─── Provided data
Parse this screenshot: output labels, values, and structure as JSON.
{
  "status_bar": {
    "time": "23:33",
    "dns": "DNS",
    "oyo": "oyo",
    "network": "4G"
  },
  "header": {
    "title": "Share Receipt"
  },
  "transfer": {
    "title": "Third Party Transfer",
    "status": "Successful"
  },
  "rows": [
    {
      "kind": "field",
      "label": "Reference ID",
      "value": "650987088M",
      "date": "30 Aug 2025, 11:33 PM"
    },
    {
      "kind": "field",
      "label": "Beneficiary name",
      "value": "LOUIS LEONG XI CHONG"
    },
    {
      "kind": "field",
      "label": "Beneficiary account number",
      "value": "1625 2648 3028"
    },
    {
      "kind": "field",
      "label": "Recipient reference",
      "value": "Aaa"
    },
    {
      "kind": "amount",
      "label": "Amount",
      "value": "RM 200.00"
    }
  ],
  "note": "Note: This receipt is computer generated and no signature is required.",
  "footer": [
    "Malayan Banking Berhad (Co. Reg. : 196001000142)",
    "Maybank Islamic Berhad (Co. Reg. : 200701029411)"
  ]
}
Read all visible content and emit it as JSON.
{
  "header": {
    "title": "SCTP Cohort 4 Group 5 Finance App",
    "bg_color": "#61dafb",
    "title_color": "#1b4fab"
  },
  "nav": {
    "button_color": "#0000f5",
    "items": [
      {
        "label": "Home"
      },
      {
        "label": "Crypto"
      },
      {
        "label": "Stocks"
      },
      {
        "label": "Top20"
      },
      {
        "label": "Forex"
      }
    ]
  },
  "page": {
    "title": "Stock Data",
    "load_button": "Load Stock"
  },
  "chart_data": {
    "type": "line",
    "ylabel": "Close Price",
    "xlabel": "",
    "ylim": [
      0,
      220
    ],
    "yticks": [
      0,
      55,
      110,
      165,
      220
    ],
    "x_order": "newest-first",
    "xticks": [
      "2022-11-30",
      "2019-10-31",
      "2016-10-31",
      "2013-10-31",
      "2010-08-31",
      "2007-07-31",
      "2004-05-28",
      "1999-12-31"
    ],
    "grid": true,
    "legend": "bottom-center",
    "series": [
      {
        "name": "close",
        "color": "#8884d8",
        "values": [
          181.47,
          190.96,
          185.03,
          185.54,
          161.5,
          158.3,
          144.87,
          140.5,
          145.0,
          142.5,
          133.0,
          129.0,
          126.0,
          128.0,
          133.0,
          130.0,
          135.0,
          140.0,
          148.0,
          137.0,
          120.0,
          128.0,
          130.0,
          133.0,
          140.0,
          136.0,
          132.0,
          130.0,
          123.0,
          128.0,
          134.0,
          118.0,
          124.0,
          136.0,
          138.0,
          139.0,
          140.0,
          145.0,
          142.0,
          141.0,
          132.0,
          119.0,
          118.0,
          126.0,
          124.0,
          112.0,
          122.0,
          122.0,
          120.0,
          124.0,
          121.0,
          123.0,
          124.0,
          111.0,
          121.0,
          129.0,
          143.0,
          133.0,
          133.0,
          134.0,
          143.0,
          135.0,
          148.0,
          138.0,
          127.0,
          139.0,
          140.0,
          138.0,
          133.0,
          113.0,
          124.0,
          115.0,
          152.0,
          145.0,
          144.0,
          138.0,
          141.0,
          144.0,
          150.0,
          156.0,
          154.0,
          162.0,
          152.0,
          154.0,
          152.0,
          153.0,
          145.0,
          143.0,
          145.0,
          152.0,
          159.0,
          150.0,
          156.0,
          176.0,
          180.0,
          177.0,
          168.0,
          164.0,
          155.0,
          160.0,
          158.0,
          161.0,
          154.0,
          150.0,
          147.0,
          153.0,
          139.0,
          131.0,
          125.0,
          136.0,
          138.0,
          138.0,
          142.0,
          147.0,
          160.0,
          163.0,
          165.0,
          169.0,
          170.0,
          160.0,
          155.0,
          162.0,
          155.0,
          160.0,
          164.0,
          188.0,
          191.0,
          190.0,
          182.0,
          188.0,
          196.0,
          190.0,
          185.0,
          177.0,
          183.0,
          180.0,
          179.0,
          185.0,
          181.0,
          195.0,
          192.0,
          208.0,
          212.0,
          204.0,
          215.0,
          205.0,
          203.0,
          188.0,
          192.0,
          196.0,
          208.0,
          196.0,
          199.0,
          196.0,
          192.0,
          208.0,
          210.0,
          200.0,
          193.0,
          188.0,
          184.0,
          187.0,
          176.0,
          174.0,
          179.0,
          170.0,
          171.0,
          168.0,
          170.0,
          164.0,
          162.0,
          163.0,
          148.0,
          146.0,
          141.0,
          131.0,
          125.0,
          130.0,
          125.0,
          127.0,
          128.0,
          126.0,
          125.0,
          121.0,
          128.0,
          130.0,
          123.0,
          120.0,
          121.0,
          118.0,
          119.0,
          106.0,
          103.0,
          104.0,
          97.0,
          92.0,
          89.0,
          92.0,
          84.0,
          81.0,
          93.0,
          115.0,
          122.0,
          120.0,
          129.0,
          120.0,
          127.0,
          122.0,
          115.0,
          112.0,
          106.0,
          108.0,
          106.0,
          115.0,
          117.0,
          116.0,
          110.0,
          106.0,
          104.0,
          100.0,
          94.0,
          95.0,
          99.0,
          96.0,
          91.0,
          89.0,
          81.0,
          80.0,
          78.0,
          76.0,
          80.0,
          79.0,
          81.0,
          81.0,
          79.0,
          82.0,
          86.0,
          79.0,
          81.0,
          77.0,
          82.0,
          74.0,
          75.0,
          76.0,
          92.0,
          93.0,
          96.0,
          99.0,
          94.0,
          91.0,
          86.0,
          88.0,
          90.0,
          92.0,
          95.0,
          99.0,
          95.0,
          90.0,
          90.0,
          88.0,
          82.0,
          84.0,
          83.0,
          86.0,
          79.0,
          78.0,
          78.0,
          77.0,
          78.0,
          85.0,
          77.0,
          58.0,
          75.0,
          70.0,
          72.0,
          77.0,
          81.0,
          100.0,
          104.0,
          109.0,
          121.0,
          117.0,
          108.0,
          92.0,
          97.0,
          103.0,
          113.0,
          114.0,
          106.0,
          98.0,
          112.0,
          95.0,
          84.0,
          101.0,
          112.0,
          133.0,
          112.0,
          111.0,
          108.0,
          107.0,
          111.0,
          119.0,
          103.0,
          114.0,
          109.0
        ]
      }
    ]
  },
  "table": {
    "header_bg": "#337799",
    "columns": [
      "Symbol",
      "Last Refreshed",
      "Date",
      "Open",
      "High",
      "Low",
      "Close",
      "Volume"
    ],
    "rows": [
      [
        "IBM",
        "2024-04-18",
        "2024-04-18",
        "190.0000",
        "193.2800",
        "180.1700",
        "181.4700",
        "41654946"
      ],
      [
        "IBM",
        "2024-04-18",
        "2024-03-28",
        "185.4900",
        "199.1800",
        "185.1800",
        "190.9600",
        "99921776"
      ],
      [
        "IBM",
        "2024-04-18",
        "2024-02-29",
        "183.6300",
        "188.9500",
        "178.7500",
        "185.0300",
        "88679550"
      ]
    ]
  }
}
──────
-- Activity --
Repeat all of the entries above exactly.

-- Answer space --
Parse this screenshot: output labels, values, and structure as JSON.
{
  "status_bar": {
    "time": "23:33",
    "dns": "DNS",
    "oyo": "oyo",
    "network": "4G"
  },
  "header": {
    "title": "Share Receipt"
  },
  "transfer": {
    "title": "Third Party Transfer",
    "status": "Successful"
  },
  "rows": [
    {
      "kind": "field",
      "label": "Reference ID",
      "value": "650987088M",
      "date": "30 Aug 2025, 11:33 PM"
    },
    {
      "kind": "field",
      "label": "Beneficiary name",
      "value": "LOUIS LEONG XI CHONG"
    },
    {
      "kind": "field",
      "label": "Beneficiary account number",
      "value": "1625 2648 3028"
    },
    {
      "kind": "field",
      "label": "Recipient reference",
      "value": "Aaa"
    },
    {
      "kind": "amount",
      "label": "Amount",
      "value": "RM 200.00"
    }
  ],
  "note": "Note: This receipt is computer generated and no signature is required.",
  "footer": [
    "Malayan Banking Berhad (Co. Reg. : 196001000142)",
    "Maybank Islamic Berhad (Co. Reg. : 200701029411)"
  ]
}
Read all visible content and emit it as JSON.
{
  "header": {
    "title": "SCTP Cohort 4 Group 5 Finance App",
    "bg_color": "#61dafb",
    "title_color": "#1b4fab"
  },
  "nav": {
    "button_color": "#0000f5",
    "items": [
      {
        "label": "Home"
      },
      {
        "label": "Crypto"
      },
      {
        "label": "Stocks"
      },
      {
        "label": "Top20"
      },
      {
        "label": "Forex"
      }
    ]
  },
  "page": {
    "title": "Stock Data",
    "load_button": "Load Stock"
  },
  "chart_data": {
    "type": "line",
    "ylabel": "Close Price",
    "xlabel": "",
    "ylim": [
      0,
      220
    ],
    "yticks": [
      0,
      55,
      110,
      165,
      220
    ],
    "x_order": "newest-first",
    "xticks": [
      "2022-11-30",
      "2019-10-31",
      "2016-10-31",
      "2013-10-31",
      "2010-08-31",
      "2007-07-31",
      "2004-05-28",
      "1999-12-31"
    ],
    "grid": true,
    "legend": "bottom-center",
    "series": [
      {
        "name": "close",
        "color": "#8884d8",
        "values": [
          181.47,
          190.96,
          185.03,
          185.54,
          161.5,
          158.3,
          144.87,
          140.5,
          145.0,
          142.5,
          133.0,
          129.0,
          126.0,
          128.0,
          133.0,
          130.0,
          135.0,
          140.0,
          148.0,
          137.0,
          120.0,
          128.0,
          130.0,
          133.0,
          140.0,
          136.0,
          132.0,
          130.0,
          123.0,
          128.0,
          134.0,
          118.0,
          124.0,
          136.0,
          138.0,
          139.0,
          140.0,
          145.0,
          142.0,
          141.0,
          132.0,
          119.0,
          118.0,
          126.0,
          124.0,
          112.0,
          122.0,
          122.0,
          120.0,
          124.0,
          121.0,
          123.0,
          124.0,
          111.0,
          121.0,
          129.0,
          143.0,
          133.0,
          133.0,
          134.0,
          143.0,
          135.0,
          148.0,
          138.0,
          127.0,
          139.0,
          140.0,
          138.0,
          133.0,
          113.0,
          124.0,
          115.0,
          152.0,
          145.0,
          144.0,
          138.0,
          141.0,
          144.0,
          150.0,
          156.0,
          154.0,
          162.0,
          152.0,
          154.0,
          152.0,
          153.0,
          145.0,
          143.0,
          145.0,
          152.0,
          159.0,
          150.0,
          156.0,
          176.0,
          180.0,
          177.0,
          168.0,
          164.0,
          155.0,
          160.0,
          158.0,
          161.0,
          154.0,
          150.0,
          147.0,
          153.0,
          139.0,
          131.0,
          125.0,
          136.0,
          138.0,
          138.0,
          142.0,
          147.0,
          160.0,
          163.0,
          165.0,
          169.0,
          170.0,
          160.0,
          155.0,
          162.0,
          155.0,
          160.0,
          164.0,
          188.0,
          191.0,
          190.0,
          182.0,
          188.0,
          196.0,
          190.0,
          185.0,
          177.0,
          183.0,
          180.0,
          179.0,
          185.0,
          181.0,
          195.0,
          192.0,
          208.0,
          212.0,
          204.0,
          215.0,
          205.0,
          203.0,
          188.0,
          192.0,
          196.0,
          208.0,
          196.0,
          199.0,
          196.0,
          192.0,
          208.0,
          210.0,
          200.0,
          193.0,
          188.0,
          184.0,
          187.0,
          176.0,
          174.0,
          179.0,
          170.0,
          171.0,
          168.0,
          170.0,
          164.0,
          162.0,
          163.0,
          148.0,
          146.0,
          141.0,
          131.0,
          125.0,
          130.0,
          125.0,
          127.0,
          128.0,
          126.0,
          125.0,
          121.0,
          128.0,
          130.0,
          123.0,
          120.0,
          121.0,
          118.0,
          119.0,
          106.0,
          103.0,
          104.0,
          97.0,
          92.0,
          89.0,
          92.0,
          84.0,
          81.0,
          93.0,
          115.0,
          122.0,
          120.0,
          129.0,
          120.0,
          127.0,
          122.0,
          115.0,
          112.0,
          106.0,
          108.0,
          106.0,
          115.0,
          117.0,
          116.0,
          110.0,
          106.0,
          104.0,
          100.0,
          94.0,
          95.0,
          99.0,
          96.0,
          91.0,
          89.0,
          81.0,
          80.0,
          78.0,
          76.0,
          80.0,
          79.0,
          81.0,
          81.0,
          79.0,
          82.0,
          86.0,
          79.0,
          81.0,
          77.0,
          82.0,
          74.0,
          75.0,
          76.0,
          92.0,
          93.0,
          96.0,
          99.0,
          94.0,
          91.0,
          86.0,
          88.0,
          90.0,
          92.0,
          95.0,
          99.0,
          95.0,
          90.0,
          90.0,
          88.0,
          82.0,
          84.0,
          83.0,
          86.0,
          79.0,
          78.0,
          78.0,
          77.0,
          78.0,
          85.0,
          77.0,
          58.0,
          75.0,
          70.0,
          72.0,
          77.0,
          81.0,
          100.0,
          104.0,
          109.0,
          121.0,
          117.0,
          108.0,
          92.0,
          97.0,
          103.0,
          113.0,
          114.0,
          106.0,
          98.0,
          112.0,
          95.0,
          84.0,
          101.0,
          112.0,
          133.0,
          112.0,
          111.0,
          108.0,
          107.0,
          111.0,
          119.0,
          103.0,
          114.0,
          109.0
        ]
      }
    ]
  },
  "table": {
    "header_bg": "#337799",
    "columns": [
      "Symbol",
      "Last Refreshed",
      "Date",
      "Open",
      "High",
      "Low",
      "Close",
      "Volume"
    ],
    "rows": [
      [
        "IBM",
        "2024-04-18",
        "2024-04-18",
        "190.0000",
        "193.2800",
        "180.1700",
        "181.4700",
        "41654946"
      ],
      [
        "IBM",
        "2024-04-18",
        "2024-03-28",
        "185.4900",
        "199.1800",
        "185.1800",
        "190.9600",
        "99921776"
      ],
      [
        "IBM",
        "2024-04-18",
        "2024-02-29",
        "183.6300",
        "188.9500",
        "178.7500",
        "185.0300",
        "88679550"
      ]
    ]
  }
}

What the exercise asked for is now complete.